Extremely tall former Federal Reserve Chairman Paul Volcker, who now acts as an advisor to President Obama, said last night that the financial system is just as broken as it was when the world as we knew it was ending in 2008.
It’s not liable to get any less broken any time soon. A provision of the Dodd-Frank financial reform law is preventing the U.S. from adopting the newly agreed-upon Basel III capital requirements for banks. Per Dodd-Frank, regulators can no longer rely on ratings firms to help determine the safety of assets. Meanwhile, Basel requires banks to maintain certain capital levels based on those very same ratings. Now U.S. regulators are going to have to come up with some other way to establish asset risk.
In another indication that financial overhaul may have fallen short of its goals, Volcker said that the rule that bears his name is not as strong as he would like.
The 6’7″ economist, legendary for his epic battle with inflation during the 1970s, said that the “Volcker rule” component of financial reform could have been stronger, but it’s still a step in the right direction. The rule intends to significantly curb banks’ investments in hedge funds and private equity firms, and prohibits banks from trading with their own capital.
Volcker also said that he isn’t overly concerned about deflation.
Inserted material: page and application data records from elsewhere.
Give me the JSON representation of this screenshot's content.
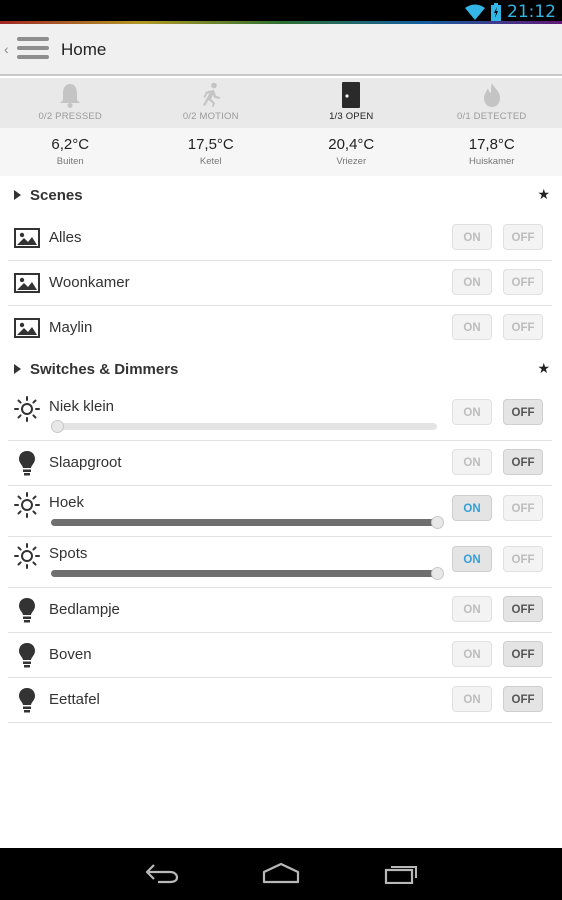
{
  "status_bar": {
    "time": "21:12",
    "icons": [
      "wifi-icon",
      "battery-icon"
    ]
  },
  "action_bar": {
    "title": "Home"
  },
  "sensors": [
    {
      "label": "0/2 PRESSED",
      "icon": "bell-icon",
      "active": false
    },
    {
      "label": "0/2 MOTION",
      "icon": "running-person-icon",
      "active": false
    },
    {
      "label": "1/3 OPEN",
      "icon": "door-icon",
      "active": true
    },
    {
      "label": "0/1 DETECTED",
      "icon": "flame-icon",
      "active": false
    }
  ],
  "temperatures": [
    {
      "value": "6,2°C",
      "label": "Buiten"
    },
    {
      "value": "17,5°C",
      "label": "Ketel"
    },
    {
      "value": "20,4°C",
      "label": "Vriezer"
    },
    {
      "value": "17,8°C",
      "label": "Huiskamer"
    }
  ],
  "scenes": {
    "title": "Scenes",
    "star": "★",
    "on_label": "ON",
    "off_label": "OFF",
    "items": [
      {
        "name": "Alles"
      },
      {
        "name": "Woonkamer"
      },
      {
        "name": "Maylin"
      }
    ]
  },
  "switches": {
    "title": "Switches & Dimmers",
    "star": "★",
    "on_label": "ON",
    "off_label": "OFF",
    "items": [
      {
        "name": "Niek klein",
        "type": "dimmer",
        "state": "off",
        "level": 0
      },
      {
        "name": "Slaapgroot",
        "type": "switch",
        "state": "off"
      },
      {
        "name": "Hoek",
        "type": "dimmer",
        "state": "on",
        "level": 100
      },
      {
        "name": "Spots",
        "type": "dimmer",
        "state": "on",
        "level": 100
      },
      {
        "name": "Bedlampje",
        "type": "switch",
        "state": "off"
      },
      {
        "name": "Boven",
        "type": "switch",
        "state": "off"
      },
      {
        "name": "Eettafel",
        "type": "switch",
        "state": "off"
      }
    ]
  },
  "colors": {
    "accent": "#33b5e5",
    "on_active": "#33a0d8"
  }
}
He also said he isn’t overly concerned about inflation, given the slow economy and high unemployment: “This is not an atmosphere that’s inclined to produce inflation. I think we ought to be sure that we don’t take actions that down the road might lead to an inflationary situation.”